Natural forces like water or wind or natural growth processes of vegetation are expressed in Schad’s abstract steel sculptures. His broad vocabulary of form delivers manifold interpretative leads, especially since his works are given names that have no concrete meaning. These titles unlock a mysterious, secretive and ambiguous world that demands imaginative contemplation if the observer is to make sense of it. The special importance Chillida attaches to presenting series or variations of a single motif is notably absent from Schad’s sculptural style. While Chillida would create smaller drafts of what later became spatial sculptures in the open air, Schad’s small sculptures, even if they appear enormous, are all created in a single scale and are never conceived as precursors of larger works.
Among other things, Schad’s gargantuan in- and outdoor steel sculptures contrast stability with instability. These structures lean and drift away from the centre; the way they are balanced gives them a lightweight feel that contradicts the actual heaviness of the material. They emphasise the contrasts between ‘closed’ stability and ‘open’ instability. Notions of calmness and movement are given equal expressive weight. While Richard Serra’s large-scale outdoor steel sculptures are both well-known and significant as works of art, his seemingly monumental indoor pieces consisting of linked steel plates are no less impressive.
Like Schad’s, Serra’s works also create points of reference in space. The personal creative style of the New York-based artist evolved by virtue of his involvement with various 1960s art movements, such as minimal, concept or land art, and his central themes have included the physical weight of enormous, solid steel curves or sheets, whose angle of lean or specific arrangement make them appear highly unstable.

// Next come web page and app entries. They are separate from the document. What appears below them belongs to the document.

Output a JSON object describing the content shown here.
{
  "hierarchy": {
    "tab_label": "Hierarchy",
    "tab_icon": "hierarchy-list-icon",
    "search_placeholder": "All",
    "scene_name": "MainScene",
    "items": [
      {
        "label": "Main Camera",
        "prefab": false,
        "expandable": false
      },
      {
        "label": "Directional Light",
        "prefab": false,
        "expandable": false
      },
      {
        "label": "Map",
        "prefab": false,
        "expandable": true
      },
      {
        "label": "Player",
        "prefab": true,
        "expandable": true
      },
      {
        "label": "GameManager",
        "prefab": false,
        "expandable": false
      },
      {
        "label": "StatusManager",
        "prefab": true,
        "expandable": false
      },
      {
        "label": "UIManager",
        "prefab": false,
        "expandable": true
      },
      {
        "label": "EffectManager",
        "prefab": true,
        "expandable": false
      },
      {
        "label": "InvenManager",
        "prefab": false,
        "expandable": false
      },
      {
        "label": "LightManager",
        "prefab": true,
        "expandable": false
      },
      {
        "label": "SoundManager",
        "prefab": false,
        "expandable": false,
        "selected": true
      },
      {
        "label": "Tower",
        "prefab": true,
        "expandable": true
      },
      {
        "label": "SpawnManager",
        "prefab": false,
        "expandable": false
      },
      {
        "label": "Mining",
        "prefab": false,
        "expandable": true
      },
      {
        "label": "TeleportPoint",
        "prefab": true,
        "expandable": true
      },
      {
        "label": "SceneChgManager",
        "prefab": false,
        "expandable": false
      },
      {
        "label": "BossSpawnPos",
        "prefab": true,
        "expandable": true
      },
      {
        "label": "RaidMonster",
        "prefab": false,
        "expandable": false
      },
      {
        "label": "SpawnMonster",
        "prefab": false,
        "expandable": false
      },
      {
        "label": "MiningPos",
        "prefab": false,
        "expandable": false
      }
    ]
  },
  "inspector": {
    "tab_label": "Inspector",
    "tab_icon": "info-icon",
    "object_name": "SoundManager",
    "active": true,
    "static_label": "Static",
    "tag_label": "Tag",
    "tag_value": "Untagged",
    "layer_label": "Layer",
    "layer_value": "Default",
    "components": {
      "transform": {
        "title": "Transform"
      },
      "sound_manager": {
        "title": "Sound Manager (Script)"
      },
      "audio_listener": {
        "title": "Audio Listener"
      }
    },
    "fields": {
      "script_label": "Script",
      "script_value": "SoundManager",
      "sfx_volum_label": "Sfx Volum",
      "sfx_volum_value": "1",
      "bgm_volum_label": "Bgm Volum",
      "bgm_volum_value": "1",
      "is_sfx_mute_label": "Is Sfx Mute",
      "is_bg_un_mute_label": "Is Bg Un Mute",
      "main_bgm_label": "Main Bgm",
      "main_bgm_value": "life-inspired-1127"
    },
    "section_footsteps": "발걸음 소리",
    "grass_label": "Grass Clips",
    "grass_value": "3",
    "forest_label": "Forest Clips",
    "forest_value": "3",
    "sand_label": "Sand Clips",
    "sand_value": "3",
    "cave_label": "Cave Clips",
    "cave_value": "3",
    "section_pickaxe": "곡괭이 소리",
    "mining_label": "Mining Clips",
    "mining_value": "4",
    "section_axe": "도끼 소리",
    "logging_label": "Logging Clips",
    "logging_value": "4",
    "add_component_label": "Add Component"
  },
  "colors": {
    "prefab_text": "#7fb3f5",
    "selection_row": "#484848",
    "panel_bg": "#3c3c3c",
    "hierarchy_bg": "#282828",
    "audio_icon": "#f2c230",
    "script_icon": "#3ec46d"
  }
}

Serra’s sculptures reflect a simple vocabulary with architectural overtones, while Schad draws on his unique “spatial symbolism” to unify contrastive facets to form a whole. The inimitable works produced by Schad and Serra both occupy key positions in their treatment of stability and instability, solidity and fragility, heaviness and lightness, symmetry and asymmetry. In addition, the fact that individual sculptures can be explored from within enables the viewer to experience space and time in a specific and complex way, not just optically, but also physically. An interest to create works for specific places is common to both artists. They particularly aim at facilitating interaction between the artwork, its physical environment and the onlooker. One of Robert Schad’s most recent works is worthy of mention in this regard, a piece that constitutes the culmination of formal and topical objectives: the “Cross for Fátima”. Schad’s colossal sculpture, presented as a delicate balance between earthly pain and rapturous detachment, stands tall as a powerful symbol for Christendom as a whole. Newly created points of reference call forth fresh points of view. Familiar things suddenly appear in a new light. These steel sculptures confront the observer with a multifaceted, ever-changing and overwhelming effect.